But Thanksgiving is something that many of us have reasons for doing, like giving thanks to God, to our country, to our families and friends for the blessings we have and the tragedies and misfortunes that we have been spared.
While the last Thursday of November is officially designated for commemorating the good fortune of the Pilgrims on board the Mayflower, who landed at Plymouth Rock in 1620, marking the settlement in earnest of what was to become the USA, a lot of us should probably regard every single day, every sunrise and sunset, as Thanksgiving Day.
The average life span of the Filipino male is supposed to be 71.73 years, while the American male is 78.79 years. As a Fil-Am, I’m already enjoying a “bonus” of sorts at 82. I may not be in perfect health (my medicine kit is a virtual pharmacy) but I’m grateful to the Lord, for every day that He adds to my life, allows me to write sensibly and lets me keep my sense of humor.
As one ages, one finds a reason for mirth in every little thing.
A few weeks ago, my wife and I both literally had one eye covered with a patch. She had a cataract surgery on her right eye and I had a problem with the cornea in my left eye.
I somehow found our situation amusing. And so, I began to sing:
“We have two eyes, her left and my right;
Open them wide, so clear and bright,
Wink them cutely – one, two three –
Two healthy eyes are glad to see.”
After almost 58 years of marriage, Gigi has learned to tolerate my crude sense of humor.
And speaking of singing, my speech has deteriorated into slurring and stuttering, and my voice is down to almost a whisper. But for some reason, I’m able to sing sotto voce and enunciate when singing along with the digital devices in the US and in the Philippines, Alexa and Google.
So my eldest child, Ringo, bought a new sing-along system (“for papa,” he says, but it also gives him an opportunity to practice his pretty good singing voice, over drinks). Me? I can still give Belafonte…well…at any rate I don’t stutter and my singing voice is way louder than a whisper.

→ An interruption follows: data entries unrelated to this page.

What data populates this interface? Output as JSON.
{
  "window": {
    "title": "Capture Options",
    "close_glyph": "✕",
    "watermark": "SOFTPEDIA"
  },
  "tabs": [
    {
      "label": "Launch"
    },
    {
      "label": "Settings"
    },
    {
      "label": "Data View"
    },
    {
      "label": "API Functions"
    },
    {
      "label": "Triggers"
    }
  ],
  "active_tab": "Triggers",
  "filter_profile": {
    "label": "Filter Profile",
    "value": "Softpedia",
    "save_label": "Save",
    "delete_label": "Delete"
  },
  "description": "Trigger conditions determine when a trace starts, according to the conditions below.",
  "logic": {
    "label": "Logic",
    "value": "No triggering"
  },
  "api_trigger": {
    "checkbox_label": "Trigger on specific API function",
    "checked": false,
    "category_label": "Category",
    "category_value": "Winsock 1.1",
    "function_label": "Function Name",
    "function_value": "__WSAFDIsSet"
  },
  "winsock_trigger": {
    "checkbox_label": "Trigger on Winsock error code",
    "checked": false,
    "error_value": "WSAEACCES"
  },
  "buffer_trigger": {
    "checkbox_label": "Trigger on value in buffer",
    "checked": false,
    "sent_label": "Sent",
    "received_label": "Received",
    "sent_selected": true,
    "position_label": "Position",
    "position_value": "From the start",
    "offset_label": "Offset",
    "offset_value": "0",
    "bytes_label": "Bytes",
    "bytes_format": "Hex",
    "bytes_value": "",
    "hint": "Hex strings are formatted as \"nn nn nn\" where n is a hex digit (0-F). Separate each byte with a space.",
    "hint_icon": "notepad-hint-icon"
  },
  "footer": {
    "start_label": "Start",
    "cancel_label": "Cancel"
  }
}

Surely Ringo is reason for thanksgiving. And so are our three other children – Christina, Jojo and Jinky – who are all equally caring, along with their life partners, Rosan, Jack, Anne and Kathy and our six grandchildren, Derick Vegas, Max, Sophia, Cerise and Lawson. And most of all, so is my wife.
How lucky can a man get? And why shouldn’t I be grateful?
I have often said that, as a dual citizen (of the USA and the Philippines) I am twice-blessed, but I also said I was twice-accursed for having the wrong presidents in both countries. Thankfully, we survived one and we will, doubtless, survive the other. Surely those are reasons for thanksgiving.
But didn’t I describe the 2022 presidential election as a likely SNAFU (Situation Normal, All Fucked-Up)? Yes, I did – but the Philippines has had similar elections in the past, yet our country has not become the land of the Taliban or the Khmer Rouge. God willing, it won’t happen next year. We Pinoys aren’t like them. That should be a reason for thanksgiving.
What other reasons do I have for giving thanks? Friends, of course! Many friends, most of them for over half a century.
And relatives. Sure, you don’t choose your relatives. But the Lord apparently hand-picked the good ones for me and my family. Nobody rich, some famous, but all good folks, especially the ones who can carry both a drink and a tune, those who can tell a good joke, and those who can laugh when the joke’s on them.
Admittedly, life has at times been like a roller coaster ride, with some wild tracks plunging down but often lurching upwards at the last moment.
Sometimes hitting bottom and crashing. Thank God my family and I have always managed to survive.
But when things go bad for a stretch and I begin to pity myself, I remind myself of a wise saying that I learned in Cursillo to give my morale a boost:
“I complained because I had no shoes – until I saw a man who had no feet!”